**TASK PROMPT:** Look at each line below and count those with the word "likes"; the answer is that number only.

Saved entries:
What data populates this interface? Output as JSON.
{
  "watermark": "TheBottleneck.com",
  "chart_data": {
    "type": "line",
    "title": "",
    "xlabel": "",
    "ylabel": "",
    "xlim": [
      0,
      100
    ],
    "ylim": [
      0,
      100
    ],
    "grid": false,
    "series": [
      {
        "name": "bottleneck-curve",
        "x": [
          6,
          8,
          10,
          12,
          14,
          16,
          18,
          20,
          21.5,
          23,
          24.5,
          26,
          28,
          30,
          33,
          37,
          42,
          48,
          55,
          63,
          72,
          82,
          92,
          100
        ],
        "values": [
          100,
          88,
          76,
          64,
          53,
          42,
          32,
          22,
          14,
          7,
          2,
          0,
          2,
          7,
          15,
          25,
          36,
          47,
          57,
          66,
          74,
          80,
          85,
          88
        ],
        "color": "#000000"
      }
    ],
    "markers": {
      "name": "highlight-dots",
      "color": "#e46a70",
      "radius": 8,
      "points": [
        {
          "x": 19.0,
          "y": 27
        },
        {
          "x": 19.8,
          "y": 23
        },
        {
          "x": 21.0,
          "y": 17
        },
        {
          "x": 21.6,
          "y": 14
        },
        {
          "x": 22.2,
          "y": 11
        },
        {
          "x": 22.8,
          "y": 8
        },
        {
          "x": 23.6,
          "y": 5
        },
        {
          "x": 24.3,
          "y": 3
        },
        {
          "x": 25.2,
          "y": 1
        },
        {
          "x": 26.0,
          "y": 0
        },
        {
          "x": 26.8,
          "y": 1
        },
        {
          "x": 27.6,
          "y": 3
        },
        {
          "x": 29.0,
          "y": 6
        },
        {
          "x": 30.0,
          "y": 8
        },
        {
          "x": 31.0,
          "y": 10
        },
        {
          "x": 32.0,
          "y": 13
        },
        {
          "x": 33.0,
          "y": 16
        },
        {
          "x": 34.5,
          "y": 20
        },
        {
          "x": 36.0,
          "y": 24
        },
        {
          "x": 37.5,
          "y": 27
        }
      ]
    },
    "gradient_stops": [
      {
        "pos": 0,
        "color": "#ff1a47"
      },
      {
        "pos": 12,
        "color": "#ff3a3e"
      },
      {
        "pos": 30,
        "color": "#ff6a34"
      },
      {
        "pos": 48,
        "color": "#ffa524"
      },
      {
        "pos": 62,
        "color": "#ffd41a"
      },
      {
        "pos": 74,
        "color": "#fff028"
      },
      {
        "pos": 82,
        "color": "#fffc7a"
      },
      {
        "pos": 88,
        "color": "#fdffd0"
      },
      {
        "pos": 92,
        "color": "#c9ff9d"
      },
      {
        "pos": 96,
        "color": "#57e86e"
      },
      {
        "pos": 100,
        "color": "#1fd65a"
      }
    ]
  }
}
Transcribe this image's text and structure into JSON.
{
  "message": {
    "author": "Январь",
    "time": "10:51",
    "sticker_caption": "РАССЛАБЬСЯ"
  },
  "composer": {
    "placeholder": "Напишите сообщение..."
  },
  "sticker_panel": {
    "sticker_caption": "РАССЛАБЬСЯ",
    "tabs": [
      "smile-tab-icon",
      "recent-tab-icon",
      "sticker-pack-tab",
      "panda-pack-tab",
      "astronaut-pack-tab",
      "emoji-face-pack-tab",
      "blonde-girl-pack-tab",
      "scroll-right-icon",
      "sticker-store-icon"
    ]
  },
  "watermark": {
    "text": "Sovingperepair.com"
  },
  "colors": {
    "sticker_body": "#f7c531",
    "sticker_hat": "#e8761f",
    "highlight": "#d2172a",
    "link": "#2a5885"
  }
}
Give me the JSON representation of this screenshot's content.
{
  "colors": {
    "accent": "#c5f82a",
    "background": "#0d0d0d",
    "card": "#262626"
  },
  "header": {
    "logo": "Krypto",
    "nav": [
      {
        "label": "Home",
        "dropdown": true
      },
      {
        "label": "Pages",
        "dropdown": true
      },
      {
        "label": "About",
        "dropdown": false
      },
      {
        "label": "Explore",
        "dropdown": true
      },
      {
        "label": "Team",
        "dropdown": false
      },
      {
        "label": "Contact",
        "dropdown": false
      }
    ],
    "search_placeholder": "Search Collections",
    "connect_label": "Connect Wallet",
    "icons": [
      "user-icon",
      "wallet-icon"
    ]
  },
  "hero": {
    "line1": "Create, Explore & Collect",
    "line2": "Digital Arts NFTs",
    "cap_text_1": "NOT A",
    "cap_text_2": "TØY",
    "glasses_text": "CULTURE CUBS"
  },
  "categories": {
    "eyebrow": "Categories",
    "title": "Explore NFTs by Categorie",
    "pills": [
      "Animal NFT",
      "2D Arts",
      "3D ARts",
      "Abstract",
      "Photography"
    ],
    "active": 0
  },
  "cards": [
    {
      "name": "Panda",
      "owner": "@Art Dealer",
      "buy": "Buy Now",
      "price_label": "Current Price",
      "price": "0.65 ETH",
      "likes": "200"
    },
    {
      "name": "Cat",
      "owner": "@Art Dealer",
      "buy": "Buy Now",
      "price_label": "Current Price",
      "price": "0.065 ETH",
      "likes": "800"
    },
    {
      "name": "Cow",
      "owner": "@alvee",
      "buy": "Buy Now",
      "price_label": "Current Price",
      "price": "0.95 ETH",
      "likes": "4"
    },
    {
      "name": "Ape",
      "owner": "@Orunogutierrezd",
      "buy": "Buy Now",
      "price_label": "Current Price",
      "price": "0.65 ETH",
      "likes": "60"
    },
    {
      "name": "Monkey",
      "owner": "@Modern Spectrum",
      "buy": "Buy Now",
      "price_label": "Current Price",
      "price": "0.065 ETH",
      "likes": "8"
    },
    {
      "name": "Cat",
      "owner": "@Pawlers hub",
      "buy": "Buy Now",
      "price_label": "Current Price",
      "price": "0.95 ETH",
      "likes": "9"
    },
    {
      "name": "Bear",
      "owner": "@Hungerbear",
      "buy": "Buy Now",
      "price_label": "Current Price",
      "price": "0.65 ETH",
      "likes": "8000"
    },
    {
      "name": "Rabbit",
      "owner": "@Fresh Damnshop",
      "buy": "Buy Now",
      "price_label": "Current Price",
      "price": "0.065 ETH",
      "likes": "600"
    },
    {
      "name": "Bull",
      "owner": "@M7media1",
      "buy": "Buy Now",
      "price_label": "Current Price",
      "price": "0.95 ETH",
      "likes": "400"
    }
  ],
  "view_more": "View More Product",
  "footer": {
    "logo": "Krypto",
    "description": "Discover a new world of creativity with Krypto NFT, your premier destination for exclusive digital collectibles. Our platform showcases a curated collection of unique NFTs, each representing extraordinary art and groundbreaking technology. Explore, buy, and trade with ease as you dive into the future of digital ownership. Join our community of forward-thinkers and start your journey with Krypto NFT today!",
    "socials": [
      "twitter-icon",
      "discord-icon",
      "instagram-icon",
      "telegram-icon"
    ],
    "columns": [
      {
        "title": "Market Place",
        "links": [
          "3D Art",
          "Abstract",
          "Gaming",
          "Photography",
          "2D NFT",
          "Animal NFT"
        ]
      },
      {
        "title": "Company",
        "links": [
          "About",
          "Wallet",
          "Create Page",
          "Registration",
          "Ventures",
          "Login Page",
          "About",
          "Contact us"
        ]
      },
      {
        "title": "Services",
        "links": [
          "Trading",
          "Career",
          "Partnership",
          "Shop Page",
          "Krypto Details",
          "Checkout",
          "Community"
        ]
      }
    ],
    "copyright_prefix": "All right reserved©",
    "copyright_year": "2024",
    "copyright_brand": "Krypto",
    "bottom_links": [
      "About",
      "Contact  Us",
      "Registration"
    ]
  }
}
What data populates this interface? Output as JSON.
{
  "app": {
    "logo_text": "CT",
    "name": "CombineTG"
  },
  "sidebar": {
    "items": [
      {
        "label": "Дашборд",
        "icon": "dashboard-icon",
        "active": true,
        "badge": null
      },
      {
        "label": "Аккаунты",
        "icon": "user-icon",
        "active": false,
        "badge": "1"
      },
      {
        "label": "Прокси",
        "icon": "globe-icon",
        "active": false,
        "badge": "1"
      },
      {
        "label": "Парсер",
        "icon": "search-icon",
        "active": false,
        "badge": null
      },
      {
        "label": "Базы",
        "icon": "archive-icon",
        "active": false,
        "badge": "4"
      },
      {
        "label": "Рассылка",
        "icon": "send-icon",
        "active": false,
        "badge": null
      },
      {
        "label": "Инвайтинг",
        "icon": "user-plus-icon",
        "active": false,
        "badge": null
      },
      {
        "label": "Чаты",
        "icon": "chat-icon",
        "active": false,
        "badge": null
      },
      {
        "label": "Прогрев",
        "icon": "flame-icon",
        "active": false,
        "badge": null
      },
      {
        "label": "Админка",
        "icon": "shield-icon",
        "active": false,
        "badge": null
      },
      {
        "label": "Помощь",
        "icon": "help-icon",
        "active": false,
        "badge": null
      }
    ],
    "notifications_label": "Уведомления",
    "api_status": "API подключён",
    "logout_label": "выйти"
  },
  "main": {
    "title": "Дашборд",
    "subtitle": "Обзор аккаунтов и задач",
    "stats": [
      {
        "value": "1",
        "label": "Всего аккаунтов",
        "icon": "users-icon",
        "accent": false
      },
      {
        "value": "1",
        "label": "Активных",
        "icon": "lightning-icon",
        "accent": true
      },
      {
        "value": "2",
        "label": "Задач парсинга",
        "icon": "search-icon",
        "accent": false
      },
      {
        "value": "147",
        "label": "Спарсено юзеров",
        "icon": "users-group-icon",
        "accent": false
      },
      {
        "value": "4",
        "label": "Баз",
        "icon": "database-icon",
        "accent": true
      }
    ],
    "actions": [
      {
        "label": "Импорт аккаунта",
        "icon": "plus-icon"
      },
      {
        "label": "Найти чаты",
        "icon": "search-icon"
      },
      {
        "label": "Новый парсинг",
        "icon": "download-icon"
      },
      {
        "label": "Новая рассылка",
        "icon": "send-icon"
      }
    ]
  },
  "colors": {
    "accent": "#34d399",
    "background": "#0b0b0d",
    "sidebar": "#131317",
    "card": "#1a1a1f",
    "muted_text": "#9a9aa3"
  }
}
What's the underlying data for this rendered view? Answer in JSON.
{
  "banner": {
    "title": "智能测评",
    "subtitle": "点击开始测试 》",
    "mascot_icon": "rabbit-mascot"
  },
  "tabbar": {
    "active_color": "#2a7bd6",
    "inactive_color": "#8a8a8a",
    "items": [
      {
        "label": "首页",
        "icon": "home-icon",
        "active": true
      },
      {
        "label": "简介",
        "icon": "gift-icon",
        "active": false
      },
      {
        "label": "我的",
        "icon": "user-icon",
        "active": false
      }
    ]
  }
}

**WRITTEN SOLUTION:** 9